Haque went on to explain by referring back to the early days of the Web. Back then the Web already consisted of many, many pages, but it was difficult to navigate. Most people simply did not know what was out there, nor was there an easy way to discover new things. This changed when Yahoo! started cataloging the Web and created a directory for people to browse. Suddenly, the Web became far more accessible. This enabled people to discover new things and, as Haque was keen to emphasize, each new discovery can lead people to new creative ideas. Inspiration through exposure, so to speak.
Pachube was launched with the same idea in mind. With commercially available sensor technology becoming cheaper and open source hardware platforms like Arduino reaching maturity, it’s become easier than ever to collect and share large quantities of data. What Yahoo! did for the Web, Pachube hopes to do for the world on a much larger scale. By gathering data, Haque hopes it will inspire people to be more active and creative by giving insight into things that were hitherto inaccessible or simply unknown.
One recent example, mentioned by Haque, was the grid of Geiger counters that now exists in the Fukushima area surrounding the shutdown power station. As with many things, this grid started small. At first there was only one Geiger counter, but it wasn’t even close to Fukushima. It might have been a sensor somewhere in a Kyoto science lab set up to measure background radiation. It’s particular reason for being active isn’t that important, however. What is, is that this single sensor inspired people to set up a whole grid of Geiger counters close to Fukushima so that the everyone could have access to real-time data about the radiation levels in the area without having to rely on government reports or newscasts.

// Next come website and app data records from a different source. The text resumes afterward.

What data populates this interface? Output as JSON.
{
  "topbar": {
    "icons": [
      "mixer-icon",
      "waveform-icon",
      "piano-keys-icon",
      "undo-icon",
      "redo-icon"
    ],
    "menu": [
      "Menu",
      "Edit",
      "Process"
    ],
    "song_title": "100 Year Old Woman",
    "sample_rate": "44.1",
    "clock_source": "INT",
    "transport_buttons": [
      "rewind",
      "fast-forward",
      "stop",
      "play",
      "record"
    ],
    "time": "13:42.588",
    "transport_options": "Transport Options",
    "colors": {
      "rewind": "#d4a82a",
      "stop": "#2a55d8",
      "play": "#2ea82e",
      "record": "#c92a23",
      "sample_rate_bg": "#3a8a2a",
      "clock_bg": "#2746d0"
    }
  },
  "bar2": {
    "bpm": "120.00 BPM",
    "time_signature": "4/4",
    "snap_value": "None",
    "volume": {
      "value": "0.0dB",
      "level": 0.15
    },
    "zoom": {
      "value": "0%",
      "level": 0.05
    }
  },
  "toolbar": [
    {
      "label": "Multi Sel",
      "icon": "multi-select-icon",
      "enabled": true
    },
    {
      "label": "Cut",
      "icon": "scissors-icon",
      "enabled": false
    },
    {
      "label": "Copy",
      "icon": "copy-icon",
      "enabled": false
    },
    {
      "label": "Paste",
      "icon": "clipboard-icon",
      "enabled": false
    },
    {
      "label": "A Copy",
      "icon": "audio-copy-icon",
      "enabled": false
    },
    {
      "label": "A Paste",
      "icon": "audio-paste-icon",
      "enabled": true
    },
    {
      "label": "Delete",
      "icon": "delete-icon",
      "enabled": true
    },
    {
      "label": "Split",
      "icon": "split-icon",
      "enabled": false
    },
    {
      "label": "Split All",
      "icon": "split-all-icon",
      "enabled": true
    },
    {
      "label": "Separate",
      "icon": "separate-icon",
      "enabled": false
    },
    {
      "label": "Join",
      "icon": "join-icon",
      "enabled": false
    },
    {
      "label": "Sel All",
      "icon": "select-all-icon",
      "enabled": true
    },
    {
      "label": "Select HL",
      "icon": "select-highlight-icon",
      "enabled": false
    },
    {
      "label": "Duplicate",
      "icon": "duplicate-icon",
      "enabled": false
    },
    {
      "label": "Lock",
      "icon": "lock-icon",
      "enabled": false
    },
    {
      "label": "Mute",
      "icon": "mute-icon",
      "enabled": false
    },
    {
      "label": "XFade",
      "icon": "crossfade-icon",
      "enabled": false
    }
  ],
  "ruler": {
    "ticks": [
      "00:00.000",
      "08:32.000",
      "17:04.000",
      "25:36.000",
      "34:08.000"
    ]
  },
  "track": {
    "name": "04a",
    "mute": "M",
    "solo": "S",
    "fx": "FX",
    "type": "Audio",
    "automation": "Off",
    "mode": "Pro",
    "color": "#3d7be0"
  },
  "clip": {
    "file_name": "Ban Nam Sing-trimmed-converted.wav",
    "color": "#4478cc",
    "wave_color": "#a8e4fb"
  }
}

One more example I’d like to single out is Haque’s project to measure the air quality in Barcelona. Generally, Haque explained, air quality sensors are placed out of reach of citizens, on top off buildings or up high against walls. Of course, people don’t live, walk and breath on top off buildings, they do so on the street level. Haque’s solution to this mismatch was to send a team of students out into into the streets of Barcelona and have them wipe down street level surfaces with paper napkins. This, of course, is a very low-tech yet intuitive way to measure air born particulate in the area. It is perhaps not the most accurate nor rigorous scientific method to use, but that is not its primary concern. The strengths of this methodology are twofold. First, it actively involves people in the act of measuring. Having to pay close attention to the grime and particulate on the streets makes one far more likely to start caring and to actively support a more environmentally sound way of life. Second, many passers-by on the street were intrigued by what the students were doing. Admittedly, the fact that they were wearing mouth masks made them stand out rather easily, but the important thing is that people were interrupted in their routines and stopped to think about the pollution in their city.
This is what Haque’s work is really about. He likes to trigger people. It might take a worldwide network of sensors or it might just take a paper napkin, the key idea behind all of his work is to get people to engage with their surroundings, to be active, to be critical. This is exactly the overall point that Social Cities of Tomorrow is trying to make. It’s about the people, not the technology.